On the racetrack, this allows for a smoother power out of the apex and enhances stability through the corner’s exit, and more precise turn in at speed. Cars equipped with this system repeatedly bested their lesser-equipped counterparts during preliminary testing around the Nordschleife.
Not bad for the 1980s, which was when this system first started R&D procedures.
In a bit of an ironic twist, the new 8 Series also offers available four-wheel steering – but not on the range topping M8. Still, the M8 receives all the traditional driver assists that made the aforementioned engineering eventually obsolete. Namely, ASC+T (Auto Stability Control + Traction) and anti-lock braking systems.
An important distinction is that ARAK allows for less intrusion into the power delivery, focusing primarily on suspension movement and air flow, whereas the newer, more cost-effective models meter power based on braking input and limiting engine power. All things equal, an experienced driver will generally be faster around a track with the ARAK system than with the new-age nannies.
Read Also: There Won’t Be 2021 BMW M8 Coupes or Convertibles Due to Dealer Backup
But the bean counters won, and with the cost of implementation lower (and eventual move to electronic power steering), the expensive ARAK system gave way to ASC+T and the like. Another almost prophetic example of cost cutting measures impacting the driving experience.
This one’s a bit difficult. The current M8 is mostly a hit, with most praising its wide hips and generally slippery-looking design. OEM wheel options are good, and the interior is well appointed and still feels like an event. However, some people think it’s a Mustang.
We’ll give it an 8/10 here. Interior options are nice, and it even gets a Night Blue over Ivory option that looks a lot like the old 850CSi interior, but with a little brighter color. It isn’t bad, but…have you seen EAG’s car?
The 850CSi EAG offers one thing: panache. The pop-up headlights, the quad exhaust (as far as I know, the first BMW stateside to offer that), the pillarless doors, and a blue interior?! Where do I sign?
Mostly analog controls inside represent the best of the mid-90s, but it does have the little on-board computer that happily asks you if you remembered to turn off your headlights, and will even offer up error messages and return statistics like fuel economy and outside temperature. SCIENCE!
The Votes Are In
I’ll go out on a limb here and say my target audience agrees with me – the old 850CSi is an irreplaceable piece of history and EAG’s Tobago Blue car will absolutely be worth every penny it commands when it does sell – even if it’s above the massive MSRP of the new M8.

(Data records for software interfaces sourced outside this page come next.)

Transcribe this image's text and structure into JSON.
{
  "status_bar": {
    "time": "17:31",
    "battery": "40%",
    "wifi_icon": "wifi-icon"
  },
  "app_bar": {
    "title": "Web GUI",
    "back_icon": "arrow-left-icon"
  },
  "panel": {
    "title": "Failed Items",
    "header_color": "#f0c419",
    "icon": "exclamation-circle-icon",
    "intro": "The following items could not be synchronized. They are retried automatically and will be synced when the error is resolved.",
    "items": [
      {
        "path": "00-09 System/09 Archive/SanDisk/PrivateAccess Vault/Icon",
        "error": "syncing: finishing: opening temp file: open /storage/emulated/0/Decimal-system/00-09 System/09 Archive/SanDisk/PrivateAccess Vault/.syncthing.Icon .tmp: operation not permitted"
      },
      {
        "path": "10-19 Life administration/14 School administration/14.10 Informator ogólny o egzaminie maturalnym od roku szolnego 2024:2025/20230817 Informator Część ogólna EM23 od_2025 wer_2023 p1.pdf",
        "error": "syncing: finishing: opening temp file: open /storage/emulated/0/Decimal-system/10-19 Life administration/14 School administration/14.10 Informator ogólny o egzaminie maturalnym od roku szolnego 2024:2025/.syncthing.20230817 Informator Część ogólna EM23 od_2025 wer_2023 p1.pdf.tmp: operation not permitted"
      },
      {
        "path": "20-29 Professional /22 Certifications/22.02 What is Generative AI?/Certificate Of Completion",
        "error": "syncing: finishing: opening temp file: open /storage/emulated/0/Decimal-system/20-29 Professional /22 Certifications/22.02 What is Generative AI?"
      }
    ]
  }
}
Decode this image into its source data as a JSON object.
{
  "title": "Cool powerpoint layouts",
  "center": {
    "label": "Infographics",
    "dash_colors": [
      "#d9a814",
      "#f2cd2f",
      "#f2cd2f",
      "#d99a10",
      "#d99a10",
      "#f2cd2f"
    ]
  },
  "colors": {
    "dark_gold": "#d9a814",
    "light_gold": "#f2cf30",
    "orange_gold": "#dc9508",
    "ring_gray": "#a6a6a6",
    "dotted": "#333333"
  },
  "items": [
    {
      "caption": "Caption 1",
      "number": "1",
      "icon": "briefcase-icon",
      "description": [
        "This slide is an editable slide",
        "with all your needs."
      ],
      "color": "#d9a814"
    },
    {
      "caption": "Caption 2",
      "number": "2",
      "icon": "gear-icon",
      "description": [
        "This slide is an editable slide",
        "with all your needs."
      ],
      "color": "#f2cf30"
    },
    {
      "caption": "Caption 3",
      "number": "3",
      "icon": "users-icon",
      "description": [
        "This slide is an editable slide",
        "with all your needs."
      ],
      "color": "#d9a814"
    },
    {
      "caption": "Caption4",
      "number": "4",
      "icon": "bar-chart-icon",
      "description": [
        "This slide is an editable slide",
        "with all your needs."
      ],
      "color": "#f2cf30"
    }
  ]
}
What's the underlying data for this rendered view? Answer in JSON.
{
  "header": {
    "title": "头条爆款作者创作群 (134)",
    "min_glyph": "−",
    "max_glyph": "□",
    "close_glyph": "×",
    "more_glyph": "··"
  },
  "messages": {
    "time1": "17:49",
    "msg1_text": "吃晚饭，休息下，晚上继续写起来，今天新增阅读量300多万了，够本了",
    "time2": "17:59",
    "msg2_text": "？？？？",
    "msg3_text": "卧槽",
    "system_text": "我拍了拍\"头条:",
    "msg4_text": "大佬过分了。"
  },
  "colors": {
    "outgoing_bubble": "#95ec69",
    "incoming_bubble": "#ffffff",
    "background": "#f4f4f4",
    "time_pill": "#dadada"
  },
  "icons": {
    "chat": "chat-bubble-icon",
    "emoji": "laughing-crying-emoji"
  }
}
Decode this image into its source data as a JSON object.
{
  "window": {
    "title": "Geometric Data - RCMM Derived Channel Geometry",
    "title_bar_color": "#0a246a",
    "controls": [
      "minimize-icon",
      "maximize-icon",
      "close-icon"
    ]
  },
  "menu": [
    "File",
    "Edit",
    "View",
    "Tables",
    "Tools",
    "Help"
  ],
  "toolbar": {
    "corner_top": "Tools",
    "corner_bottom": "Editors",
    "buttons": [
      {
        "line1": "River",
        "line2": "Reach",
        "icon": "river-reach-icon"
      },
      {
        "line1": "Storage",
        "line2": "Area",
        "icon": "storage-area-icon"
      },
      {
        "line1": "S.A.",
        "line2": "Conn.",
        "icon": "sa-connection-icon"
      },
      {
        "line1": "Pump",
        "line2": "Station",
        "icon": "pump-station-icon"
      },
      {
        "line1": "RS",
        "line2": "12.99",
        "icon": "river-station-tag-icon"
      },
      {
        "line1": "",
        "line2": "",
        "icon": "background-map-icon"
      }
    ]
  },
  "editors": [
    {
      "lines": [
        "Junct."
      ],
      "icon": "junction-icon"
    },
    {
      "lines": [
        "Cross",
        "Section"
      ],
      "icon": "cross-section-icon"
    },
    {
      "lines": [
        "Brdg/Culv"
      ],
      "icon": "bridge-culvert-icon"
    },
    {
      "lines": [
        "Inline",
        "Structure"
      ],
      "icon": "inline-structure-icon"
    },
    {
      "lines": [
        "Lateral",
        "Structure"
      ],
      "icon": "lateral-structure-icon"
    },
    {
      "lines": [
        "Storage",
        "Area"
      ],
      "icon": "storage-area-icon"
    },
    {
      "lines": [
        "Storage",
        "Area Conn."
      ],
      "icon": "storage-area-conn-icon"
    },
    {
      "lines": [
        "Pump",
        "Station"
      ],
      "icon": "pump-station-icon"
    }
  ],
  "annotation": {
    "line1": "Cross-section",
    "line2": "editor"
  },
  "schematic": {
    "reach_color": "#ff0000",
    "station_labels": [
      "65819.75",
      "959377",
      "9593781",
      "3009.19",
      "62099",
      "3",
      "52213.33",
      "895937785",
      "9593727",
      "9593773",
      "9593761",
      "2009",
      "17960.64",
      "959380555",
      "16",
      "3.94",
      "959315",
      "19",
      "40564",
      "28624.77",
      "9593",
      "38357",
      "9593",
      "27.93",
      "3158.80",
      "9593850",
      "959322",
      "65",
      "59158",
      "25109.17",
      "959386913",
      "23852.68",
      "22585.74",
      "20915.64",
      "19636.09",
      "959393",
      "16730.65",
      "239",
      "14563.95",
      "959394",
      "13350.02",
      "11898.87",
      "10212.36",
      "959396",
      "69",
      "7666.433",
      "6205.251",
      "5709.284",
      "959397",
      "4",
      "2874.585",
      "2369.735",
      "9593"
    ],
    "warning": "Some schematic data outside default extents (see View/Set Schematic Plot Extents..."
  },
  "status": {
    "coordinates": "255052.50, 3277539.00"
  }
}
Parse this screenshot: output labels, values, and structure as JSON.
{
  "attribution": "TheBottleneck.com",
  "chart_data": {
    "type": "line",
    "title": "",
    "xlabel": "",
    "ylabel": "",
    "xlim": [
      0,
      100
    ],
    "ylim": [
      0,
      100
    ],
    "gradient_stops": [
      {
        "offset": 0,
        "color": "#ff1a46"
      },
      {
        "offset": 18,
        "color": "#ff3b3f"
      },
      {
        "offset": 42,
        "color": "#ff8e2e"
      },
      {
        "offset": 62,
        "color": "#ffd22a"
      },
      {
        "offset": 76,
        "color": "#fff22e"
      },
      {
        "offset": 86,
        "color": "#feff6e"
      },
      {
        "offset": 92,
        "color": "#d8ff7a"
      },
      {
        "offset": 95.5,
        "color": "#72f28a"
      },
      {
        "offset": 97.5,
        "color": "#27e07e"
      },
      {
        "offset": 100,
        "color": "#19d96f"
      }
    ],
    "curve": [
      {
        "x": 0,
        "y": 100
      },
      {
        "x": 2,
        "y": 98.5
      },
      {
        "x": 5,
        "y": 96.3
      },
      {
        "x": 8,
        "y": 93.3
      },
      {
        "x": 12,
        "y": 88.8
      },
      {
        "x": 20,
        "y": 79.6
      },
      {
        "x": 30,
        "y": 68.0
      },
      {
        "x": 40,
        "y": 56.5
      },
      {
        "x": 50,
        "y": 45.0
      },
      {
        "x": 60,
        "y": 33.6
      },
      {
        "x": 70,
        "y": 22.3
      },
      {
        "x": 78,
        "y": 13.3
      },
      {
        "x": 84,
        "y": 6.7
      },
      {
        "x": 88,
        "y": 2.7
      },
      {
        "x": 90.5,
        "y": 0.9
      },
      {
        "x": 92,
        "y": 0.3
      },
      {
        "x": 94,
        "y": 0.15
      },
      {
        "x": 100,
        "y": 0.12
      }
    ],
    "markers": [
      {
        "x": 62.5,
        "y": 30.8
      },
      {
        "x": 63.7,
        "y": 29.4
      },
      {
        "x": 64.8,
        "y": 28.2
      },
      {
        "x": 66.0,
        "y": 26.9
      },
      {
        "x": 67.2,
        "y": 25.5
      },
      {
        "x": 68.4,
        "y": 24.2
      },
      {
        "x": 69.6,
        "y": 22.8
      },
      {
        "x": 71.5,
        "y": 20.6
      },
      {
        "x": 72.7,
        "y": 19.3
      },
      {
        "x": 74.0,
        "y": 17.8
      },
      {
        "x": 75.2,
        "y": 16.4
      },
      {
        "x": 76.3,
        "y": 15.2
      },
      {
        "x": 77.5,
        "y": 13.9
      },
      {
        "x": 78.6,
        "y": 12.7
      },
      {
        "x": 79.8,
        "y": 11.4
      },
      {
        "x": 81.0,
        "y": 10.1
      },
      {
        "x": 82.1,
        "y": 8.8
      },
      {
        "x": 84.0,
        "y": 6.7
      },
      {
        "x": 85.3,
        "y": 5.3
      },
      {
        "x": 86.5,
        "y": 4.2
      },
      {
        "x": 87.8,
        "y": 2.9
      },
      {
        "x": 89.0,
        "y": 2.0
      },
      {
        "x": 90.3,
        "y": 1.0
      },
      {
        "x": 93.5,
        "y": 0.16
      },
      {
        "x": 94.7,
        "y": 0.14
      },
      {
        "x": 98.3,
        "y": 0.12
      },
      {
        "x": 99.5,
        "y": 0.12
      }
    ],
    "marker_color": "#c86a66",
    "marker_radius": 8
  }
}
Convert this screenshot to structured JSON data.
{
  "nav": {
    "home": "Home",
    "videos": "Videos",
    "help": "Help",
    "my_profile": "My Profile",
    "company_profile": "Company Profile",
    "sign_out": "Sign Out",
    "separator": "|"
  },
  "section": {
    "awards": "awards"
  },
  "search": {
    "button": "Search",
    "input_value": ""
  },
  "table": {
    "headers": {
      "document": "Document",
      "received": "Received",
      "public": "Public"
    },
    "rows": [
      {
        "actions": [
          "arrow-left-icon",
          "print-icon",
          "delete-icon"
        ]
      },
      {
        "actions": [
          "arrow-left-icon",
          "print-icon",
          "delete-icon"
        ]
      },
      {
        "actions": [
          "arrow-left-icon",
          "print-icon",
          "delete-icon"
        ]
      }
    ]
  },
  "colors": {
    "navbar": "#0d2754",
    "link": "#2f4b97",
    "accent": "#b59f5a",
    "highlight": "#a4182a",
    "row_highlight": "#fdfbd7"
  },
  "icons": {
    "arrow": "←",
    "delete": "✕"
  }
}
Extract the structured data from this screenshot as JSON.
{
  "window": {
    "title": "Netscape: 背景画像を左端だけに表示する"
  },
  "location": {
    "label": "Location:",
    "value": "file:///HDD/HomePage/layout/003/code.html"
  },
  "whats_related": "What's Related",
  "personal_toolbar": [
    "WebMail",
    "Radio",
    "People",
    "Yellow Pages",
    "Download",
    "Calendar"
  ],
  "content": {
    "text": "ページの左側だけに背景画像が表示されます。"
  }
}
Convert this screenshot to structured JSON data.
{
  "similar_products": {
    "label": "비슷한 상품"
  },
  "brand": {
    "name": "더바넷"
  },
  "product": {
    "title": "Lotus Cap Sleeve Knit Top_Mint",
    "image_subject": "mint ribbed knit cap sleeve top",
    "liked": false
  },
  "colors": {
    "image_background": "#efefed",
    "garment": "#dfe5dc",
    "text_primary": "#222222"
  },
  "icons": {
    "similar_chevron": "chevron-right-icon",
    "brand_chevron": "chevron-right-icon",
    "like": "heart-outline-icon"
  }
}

The thoroughbred S70 V12 underneath the hood alone solidifies the 850CSi’s place in the pantheon of driver’s cars. Paired with a manual transmission, unmistakably vintage (but good) looks, rare color combination, and an obscure four-wheel steering option most never knew existed, and you’ve got more or less a sure bet on appreciation.
Did I mention it’s one of only 1510 worldwide?
Though the current M8 may be on its way there too, especially with production being cut for 2021, it still won’t ever get a manual transmission and effectively remains the same car as the F90 M5 underneath the sheet metal – reducing collectability and diminishing the “specialness” there.
Don’t get me wrong – I wouldn’t daily either of these cars. The 850CSi is clearly too valuable, and the M8 is entirely too much car for me. But as a weekend driver, or seventeenth car, or even (ugh) as an appreciating asset – I’d put my money on the 850CSi every time.
Every day we near the realization of a brave new world of hybrids and EVs – one that wasn’t even a hungover morning – after thought when the original 8 came to production. And that only solidifies the 850CSi’s place as an idol to the elements that helped make BMW the ultimate driving machine.
This content was originally published here.